DENVER — Most Colorado residents are very concerned about COVID-19 in the state and are taking steps to prevent the spread of the disease, according to results from a survey released Saturday by the Colorado Public Health and Environment (CDPHE).
Out of nearly 45,000 Coloradans who completed the survey, 72% of respondents marked they were “very concerned” about the infectious disease. But the level of concern goes down slightly among younger respondents (18-29), 59% of whom said they too were “very concerned.”
Only 3% think the virus isn’t that serious, according to survey results.
Nearly 90% of respondents think it’s somewhat or very likely that they would get sick from the novel coronavirus, and half of those asked said they are anxious over the pandemic.
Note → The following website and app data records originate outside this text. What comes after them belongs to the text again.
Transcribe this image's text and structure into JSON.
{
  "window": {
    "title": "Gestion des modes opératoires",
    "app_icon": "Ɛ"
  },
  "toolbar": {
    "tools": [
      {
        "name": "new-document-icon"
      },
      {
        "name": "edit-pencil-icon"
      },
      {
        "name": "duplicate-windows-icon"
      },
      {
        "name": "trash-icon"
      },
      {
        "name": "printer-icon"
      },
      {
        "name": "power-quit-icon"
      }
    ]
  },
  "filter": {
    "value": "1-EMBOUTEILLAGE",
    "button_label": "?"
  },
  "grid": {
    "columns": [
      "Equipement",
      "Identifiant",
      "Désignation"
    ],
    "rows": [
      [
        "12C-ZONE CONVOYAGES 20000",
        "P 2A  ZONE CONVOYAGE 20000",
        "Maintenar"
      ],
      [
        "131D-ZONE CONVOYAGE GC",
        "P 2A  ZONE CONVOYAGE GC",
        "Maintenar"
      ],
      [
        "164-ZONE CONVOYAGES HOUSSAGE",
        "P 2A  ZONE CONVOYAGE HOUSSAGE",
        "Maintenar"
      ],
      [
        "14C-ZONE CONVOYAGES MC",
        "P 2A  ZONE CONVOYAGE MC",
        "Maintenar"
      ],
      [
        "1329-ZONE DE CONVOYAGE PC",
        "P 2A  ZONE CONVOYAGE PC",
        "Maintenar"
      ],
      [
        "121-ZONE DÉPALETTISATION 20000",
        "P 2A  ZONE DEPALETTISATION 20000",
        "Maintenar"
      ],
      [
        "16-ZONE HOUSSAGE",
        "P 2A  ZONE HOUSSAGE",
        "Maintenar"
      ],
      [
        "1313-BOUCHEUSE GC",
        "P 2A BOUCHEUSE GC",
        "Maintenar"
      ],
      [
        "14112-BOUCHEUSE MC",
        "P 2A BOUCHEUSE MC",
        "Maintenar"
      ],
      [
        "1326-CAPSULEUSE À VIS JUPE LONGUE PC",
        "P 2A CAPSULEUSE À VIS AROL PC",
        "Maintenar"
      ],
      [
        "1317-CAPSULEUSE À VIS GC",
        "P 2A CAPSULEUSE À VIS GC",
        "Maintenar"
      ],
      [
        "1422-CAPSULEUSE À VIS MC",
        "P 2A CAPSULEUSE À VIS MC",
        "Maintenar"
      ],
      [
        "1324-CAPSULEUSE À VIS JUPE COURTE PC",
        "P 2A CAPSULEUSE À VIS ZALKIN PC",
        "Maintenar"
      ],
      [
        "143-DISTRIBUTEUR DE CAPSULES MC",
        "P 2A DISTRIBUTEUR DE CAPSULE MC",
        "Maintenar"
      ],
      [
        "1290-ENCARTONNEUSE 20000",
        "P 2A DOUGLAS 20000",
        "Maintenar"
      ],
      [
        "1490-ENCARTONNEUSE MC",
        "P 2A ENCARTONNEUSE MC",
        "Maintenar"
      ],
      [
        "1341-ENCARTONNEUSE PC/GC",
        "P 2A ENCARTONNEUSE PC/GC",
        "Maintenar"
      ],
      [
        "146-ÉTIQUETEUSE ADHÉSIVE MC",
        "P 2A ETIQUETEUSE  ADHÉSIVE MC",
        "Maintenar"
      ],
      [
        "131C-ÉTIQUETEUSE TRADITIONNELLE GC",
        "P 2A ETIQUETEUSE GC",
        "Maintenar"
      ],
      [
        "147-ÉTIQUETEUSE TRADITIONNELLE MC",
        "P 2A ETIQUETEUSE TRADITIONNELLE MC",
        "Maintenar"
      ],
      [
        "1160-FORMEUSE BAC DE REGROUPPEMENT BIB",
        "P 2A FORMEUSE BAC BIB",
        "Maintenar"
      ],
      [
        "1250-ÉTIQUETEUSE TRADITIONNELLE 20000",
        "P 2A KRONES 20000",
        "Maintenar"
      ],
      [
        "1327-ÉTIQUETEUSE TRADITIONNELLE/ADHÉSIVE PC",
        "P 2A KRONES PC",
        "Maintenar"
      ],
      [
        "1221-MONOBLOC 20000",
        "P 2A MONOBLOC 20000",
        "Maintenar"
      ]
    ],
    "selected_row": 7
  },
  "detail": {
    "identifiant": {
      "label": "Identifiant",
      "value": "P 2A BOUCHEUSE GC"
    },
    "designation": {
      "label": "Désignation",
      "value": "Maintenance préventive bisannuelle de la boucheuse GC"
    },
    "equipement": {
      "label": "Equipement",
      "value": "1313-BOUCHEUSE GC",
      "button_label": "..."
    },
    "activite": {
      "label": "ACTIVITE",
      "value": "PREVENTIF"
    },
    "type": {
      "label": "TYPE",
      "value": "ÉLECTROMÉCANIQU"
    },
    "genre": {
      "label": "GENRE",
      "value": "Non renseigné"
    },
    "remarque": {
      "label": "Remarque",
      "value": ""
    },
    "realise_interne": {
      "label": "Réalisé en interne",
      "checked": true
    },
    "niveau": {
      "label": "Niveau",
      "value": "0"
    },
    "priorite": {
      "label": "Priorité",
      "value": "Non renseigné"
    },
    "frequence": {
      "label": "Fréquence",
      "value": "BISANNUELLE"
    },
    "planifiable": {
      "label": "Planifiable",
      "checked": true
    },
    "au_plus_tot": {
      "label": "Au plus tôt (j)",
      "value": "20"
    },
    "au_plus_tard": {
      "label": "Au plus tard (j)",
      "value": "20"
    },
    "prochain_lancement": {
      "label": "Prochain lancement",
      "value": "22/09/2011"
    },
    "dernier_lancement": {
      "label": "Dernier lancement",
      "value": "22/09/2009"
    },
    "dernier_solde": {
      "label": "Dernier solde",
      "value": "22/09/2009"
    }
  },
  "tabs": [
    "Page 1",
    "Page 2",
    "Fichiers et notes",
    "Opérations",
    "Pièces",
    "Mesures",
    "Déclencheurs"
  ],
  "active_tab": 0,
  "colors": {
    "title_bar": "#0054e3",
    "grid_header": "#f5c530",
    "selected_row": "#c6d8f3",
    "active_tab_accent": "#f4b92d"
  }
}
That concern may be why the vast majority of respondents said they are taking preventive measures to protect them from the virus and mitigate the spread COVID-19 in the state.
- 97% are washing their hands with soap and water more frequently.
- 96% are avoiding large gatherings.
- 70% are working from home.
- 35% are stockpiling food and other household items.
On Wednesday, Gov. Jared Polis issued a statewide stay-at-home order, effective 6 a.m. Thursday through April 11.
Polis said all of the state's more than 5,700,000 residents should only interact with people in their own households and should only leave their homes for essentials, such as groceries and medical care. Businesses deemed "critical" will be exempt from the order but will still be required to take social distancing measures. Read the full order here.
The state had tested 11,676 in 42 counties. More than 1,700 people have tested positive for COVID-19. Thirty-one people have died, according to the latest update from the CDPHE.